Back in February, I wrote a piece concerning a woman, Eluana Englaro, who was living her life in a coma — or a vegetative state, if you will. And her story became, almost instantly, internationally recognized as her “right-to-die” was being acted and debated upon. Well;
“Canadian law makers are gearing up [this fall] for a debate on the issue of euthanasia…”1
For the record, I am, both, compassionately empathetic and extremely wary about the issue of euthanasia. However, being presented with a “choice” in the first place, seems to me, to be somewhat problematic…
On the one hand, I’m fully aware of the mindset an individual who faces an unimaginable set of circumstances, where the outcome of a life everything but known, let alone guaranteed. Just trust me. Even death — although I wasn’t ever presented that particular premise — was always, at least initially, a likely plausibility, in my mind, in my particular circumstance. So I’ll never attempt to minimize the argument “a way out” is tempting. No-one understands the particulars better than I.
That said, on the other hand, something about being given the choice, and the “freedom” to make that choice, is very unsettling. And — though I have yet to see the piece of legislation itself — I know this isn’t “freedom” in any literal sense of the word, nor will it be a “free choice.” I understand that. But at the same time, no third party is in any position to grant that permission either.
Let’s say, I wanted to die, and was in a position where my death was inevitable — I know, everyone’s death will one day happen, I’m talking an immanent death, you dick — but was told I wasn’t “allowed” to die. Yet others have been granted to do just that? Who the fuck are they to judge the merits of what rights I do and don’t possess? How can anyone grant rights to a person, then not allow another, in a similar situation, that exact same treatment? That’s what fascists do.
With a very high risk of repeating myself and my position on euthanasia — if you’re curious, please check out “A Right To Die.” –Â rather I’ll take this opportunity to direct you to Wednesday, July 22nd’s broadcast, part 2, of CBC’s The Current (on a side note: in the interest of “accessibility,” does anyone know if the CBC offers transcripts of their programs, and where I’d go to score ’em? Thanks), where they spoke to Dr. Balfour Mount, who;
“[B]uilt a career around offering humane alternatives to euthanasia. He’s considered the father of palliative care in Canada, and, in fact, coined the phrase “palliative care” more than 30 years ago. He’s the founding director of the Royal Victoria Hospital Palliative Care Service in Montreal. He’s an Officer of the Order of Canada. And he’s not only a doctor, but he’s also a patient. Dr. Mount has cancer of the esophagus…”2
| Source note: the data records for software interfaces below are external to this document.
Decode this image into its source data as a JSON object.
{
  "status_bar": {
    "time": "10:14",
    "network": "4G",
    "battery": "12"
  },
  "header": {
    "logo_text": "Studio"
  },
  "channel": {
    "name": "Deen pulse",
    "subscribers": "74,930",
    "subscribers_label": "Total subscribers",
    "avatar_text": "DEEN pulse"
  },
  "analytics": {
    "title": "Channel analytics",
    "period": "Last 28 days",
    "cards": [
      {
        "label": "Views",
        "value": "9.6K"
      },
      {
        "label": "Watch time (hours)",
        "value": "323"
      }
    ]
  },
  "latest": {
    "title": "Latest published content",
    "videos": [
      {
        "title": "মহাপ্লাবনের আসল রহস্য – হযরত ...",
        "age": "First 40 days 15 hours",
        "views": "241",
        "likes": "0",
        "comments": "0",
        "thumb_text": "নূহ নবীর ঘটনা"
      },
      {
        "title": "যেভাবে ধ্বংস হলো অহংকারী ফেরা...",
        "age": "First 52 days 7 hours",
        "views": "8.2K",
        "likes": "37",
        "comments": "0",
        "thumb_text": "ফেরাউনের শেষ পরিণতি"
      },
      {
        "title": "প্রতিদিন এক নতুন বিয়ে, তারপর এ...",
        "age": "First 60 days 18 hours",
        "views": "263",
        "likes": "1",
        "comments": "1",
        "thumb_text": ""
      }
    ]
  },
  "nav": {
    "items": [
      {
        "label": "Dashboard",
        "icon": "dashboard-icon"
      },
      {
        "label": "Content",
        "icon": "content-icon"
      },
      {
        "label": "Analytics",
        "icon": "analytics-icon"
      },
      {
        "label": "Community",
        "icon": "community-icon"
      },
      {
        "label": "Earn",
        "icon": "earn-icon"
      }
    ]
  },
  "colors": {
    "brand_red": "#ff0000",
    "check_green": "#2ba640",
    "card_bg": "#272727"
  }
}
Check out the interview and a very sound argument against euthanasia. Say what you might, but this, like many other things, is not so black and white…